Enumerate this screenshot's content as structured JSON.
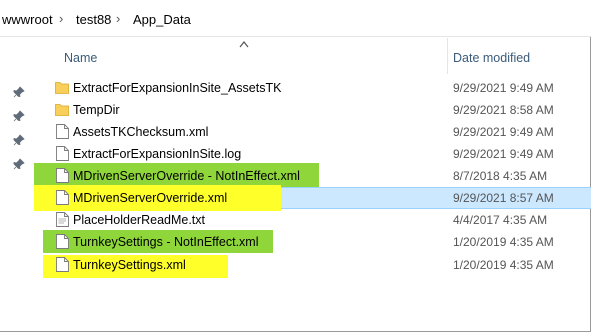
{
  "breadcrumb": {
    "items": [
      "wwwroot",
      "test88",
      "App_Data"
    ],
    "separator": "›"
  },
  "columns": {
    "name": "Name",
    "date_modified": "Date modified",
    "sort_indicator": "ascending"
  },
  "files": [
    {
      "name": "ExtractForExpansionInSite_AssetsTK",
      "date": "9/29/2021 9:49 AM",
      "type": "folder",
      "highlight": "none"
    },
    {
      "name": "TempDir",
      "date": "9/29/2021 8:58 AM",
      "type": "folder",
      "highlight": "none"
    },
    {
      "name": "AssetsTKChecksum.xml",
      "date": "9/29/2021 9:49 AM",
      "type": "file",
      "highlight": "none"
    },
    {
      "name": "ExtractForExpansionInSite.log",
      "date": "9/29/2021 9:49 AM",
      "type": "file",
      "highlight": "none"
    },
    {
      "name": "MDrivenServerOverride - NotInEffect.xml",
      "date": "8/7/2018 4:35 AM",
      "type": "file",
      "highlight": "green"
    },
    {
      "name": "MDrivenServerOverride.xml",
      "date": "9/29/2021 8:57 AM",
      "type": "file",
      "highlight": "yellow-selected"
    },
    {
      "name": "PlaceHolderReadMe.txt",
      "date": "4/4/2017 4:35 AM",
      "type": "file",
      "highlight": "none"
    },
    {
      "name": "TurnkeySettings - NotInEffect.xml",
      "date": "1/20/2019 4:35 AM",
      "type": "file",
      "highlight": "green"
    },
    {
      "name": "TurnkeySettings.xml",
      "date": "1/20/2019 4:35 AM",
      "type": "file",
      "highlight": "yellow"
    }
  ],
  "colors": {
    "folder": "#f7cf5a",
    "highlight_green": "#8ed63a",
    "highlight_yellow": "#ffff2a",
    "selection": "#cce8ff",
    "selection_border": "#99d1ff",
    "header_text": "#3a5b7a"
  },
  "nav_pins": [
    "pin-icon",
    "pin-icon",
    "pin-icon",
    "pin-icon"
  ]
}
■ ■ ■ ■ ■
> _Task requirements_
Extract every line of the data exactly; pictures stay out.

> _Answer box_
Enumerate this screenshot's content as structured JSON.
{
  "breadcrumb": {
    "items": [
      "wwwroot",
      "test88",
      "App_Data"
    ],
    "separator": "›"
  },
  "columns": {
    "name": "Name",
    "date_modified": "Date modified",
    "sort_indicator": "ascending"
  },
  "files": [
    {
      "name": "ExtractForExpansionInSite_AssetsTK",
      "date": "9/29/2021 9:49 AM",
      "type": "folder",
      "highlight": "none"
    },
    {
      "name": "TempDir",
      "date": "9/29/2021 8:58 AM",
      "type": "folder",
      "highlight": "none"
    },
    {
      "name": "AssetsTKChecksum.xml",
      "date": "9/29/2021 9:49 AM",
      "type": "file",
      "highlight": "none"
    },
    {
      "name": "ExtractForExpansionInSite.log",
      "date": "9/29/2021 9:49 AM",
      "type": "file",
      "highlight": "none"
    },
    {
      "name": "MDrivenServerOverride - NotInEffect.xml",
      "date": "8/7/2018 4:35 AM",
      "type": "file",
      "highlight": "green"
    },
    {
      "name": "MDrivenServerOverride.xml",
      "date": "9/29/2021 8:57 AM",
      "type": "file",
      "highlight": "yellow-selected"
    },
    {
      "name": "PlaceHolderReadMe.txt",
      "date": "4/4/2017 4:35 AM",
      "type": "file",
      "highlight": "none"
    },
    {
      "name": "TurnkeySettings - NotInEffect.xml",
      "date": "1/20/2019 4:35 AM",
      "type": "file",
      "highlight": "green"
    },
    {
      "name": "TurnkeySettings.xml",
      "date": "1/20/2019 4:35 AM",
      "type": "file",
      "highlight": "yellow"
    }
  ],
  "colors": {
    "folder": "#f7cf5a",
    "highlight_green": "#8ed63a",
    "highlight_yellow": "#ffff2a",
    "selection": "#cce8ff",
    "selection_border": "#99d1ff",
    "header_text": "#3a5b7a"
  },
  "nav_pins": [
    "pin-icon",
    "pin-icon",
    "pin-icon",
    "pin-icon"
  ]
}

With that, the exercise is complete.